A couple of tracks from their second album, Flaws, got an airing too, and they got as big a reaction as anything else that was played. On the whole, the set list was designed to store up the big numbers from their first album to unleash towards the end. There were a few hugely pleasing aspects to this. Firstly, that it seems easy to forget just how many brilliant tracks there were from that first album; secondly that these tracks have grown, matured and really taken root within people’s consciousness. Thirdly, the band look like they still have such a great time playing these tracks; they are not a burden to bear as can be the case for some bands who have decided that some part of their older material was ‘shit’ (take a bow Arctic Monkeys, Kings of Leon, et al…..).

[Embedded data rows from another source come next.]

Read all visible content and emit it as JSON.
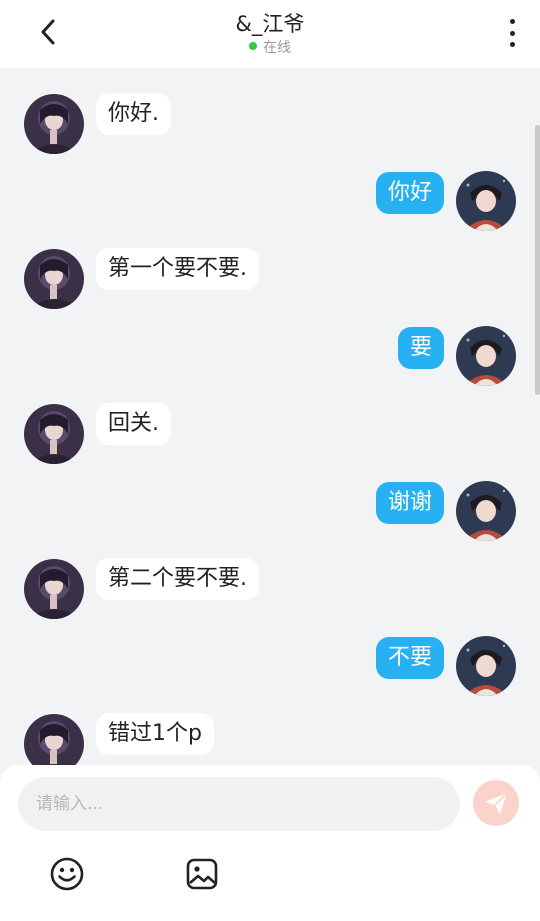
{
  "header": {
    "title": "&_江爷",
    "status": "在线",
    "back_icon": "chevron-left-icon",
    "more_icon": "more-vertical-icon"
  },
  "messages": [
    {
      "side": "left",
      "text": "你好."
    },
    {
      "side": "right",
      "text": "你好"
    },
    {
      "side": "left",
      "text": "第一个要不要."
    },
    {
      "side": "right",
      "text": "要"
    },
    {
      "side": "left",
      "text": "回关."
    },
    {
      "side": "right",
      "text": "谢谢"
    },
    {
      "side": "left",
      "text": "第二个要不要."
    },
    {
      "side": "right",
      "text": "不要"
    },
    {
      "side": "left",
      "text": "错过1个p"
    }
  ],
  "composer": {
    "placeholder": "请输入...",
    "value": "",
    "send_icon": "send-icon",
    "emoji_icon": "emoji-icon",
    "image_icon": "image-icon"
  },
  "colors": {
    "accent": "#27b1f2",
    "online": "#2ecc40",
    "send_disabled": "#fbd3cb",
    "background": "#f2f3f5"
  }
}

While it was enjoyable hearing the new tracks played live, the older tracks completely won the day. On Evening/Morning, the two bass bridges felt like they were erupting through the walls and the floor, twinned with the lights blitzing frenzied white colour, it was an awesome spectacle. An often overlooked or overplayed element, the lighting was great throughout. On the haunting Still, played as the first encore track, Steadman sat at the piano bathed in blue light while Lucy Rose sat at the opposite side of the stage, and was bathed in orange light while assisting Steadman with vocals during the chorus, then disappearing back into the darkness when falling silent. It was a nice touch as it created a feeling of solitude and coldness to match the lyrics of the verses, while the chorus’ felt warmer.

The most impressive thing from the show is how full the set list feels. There are no flat tyres here on this bicycle, this is a band with a mighty selection of tracks to choose from and who have a captivating live show.

Bombay Bicycle Club – A Different Kind of Fix

So after last year’s critically acclaimed Flaws, a delicate, acoustic driven sophomore LP, Bombay Bicycle Club have returned with their third album, entitled A Different Kind Of Fix, and how right they are. Within 15 seconds of opening track ‘How Can You Swallow So Much Sleep’s’ looping guitar riff commencing, it sounds like the sound of their first album. But there is something new lying beneath the obvious indie-guitar driven sound this time around; it’s something that shows a band willing to take chances, to play around with their sound, and ultimately, a band getting it very right.

With Animal Collective collaborator Ben Allen having an input in this record, the swooning, fractured electro sound associated with Animal Collective seeps into several of the tracks. As mentioned earlier, the opening track has a very reminiscent Bombay Bicycle Club riff, but then we get jittered, jumpy vocals in places, with smooth harmonies sandwiched in there as well. First single ‘Shuffle’ plays a similar trick, but with a fantastically wonky piano track running as the main ingredient around which everything else is built. Lucy Rose lends her vocals alongside Jack Steadman’s on Shuffle, and it’s a trick that is repeated on other tracks. It works well due to her having the same timid sounding voice as Steadman, while also having this charming sweetness quality to it. Shuffle is pinned down as track six, and really feels like the lynchpin of the album. Everything that precedes it feels like it is brought together in that one track and everything that follows it takes that sound in other directions.

Another stand-out track is ‘Lights Out, Words Gone’ as Steadman and Rose’s vocals intertwine sweetly. ‘Beggars’ opens up coyly in a Flaws kind of way, before the pace picks up, with the bass and percussion being as creative and imaginative as we’ve come to expect from this band, providing a whole extra level of depth to their sound. ‘What You Want’ is energetic and beautiful, with perky runaway-train sounding guitar riffs slicing through the peak of the chorus, as Steadman sings: “You can rearrange me now,” just about summing up the ethos of the album.

It’s a triumphant success for a band that are merrily riding their bicycles through whichever genres they please, as they continue to grow, develop and firmly cement themselves as one of the best bands this fair country has to offer.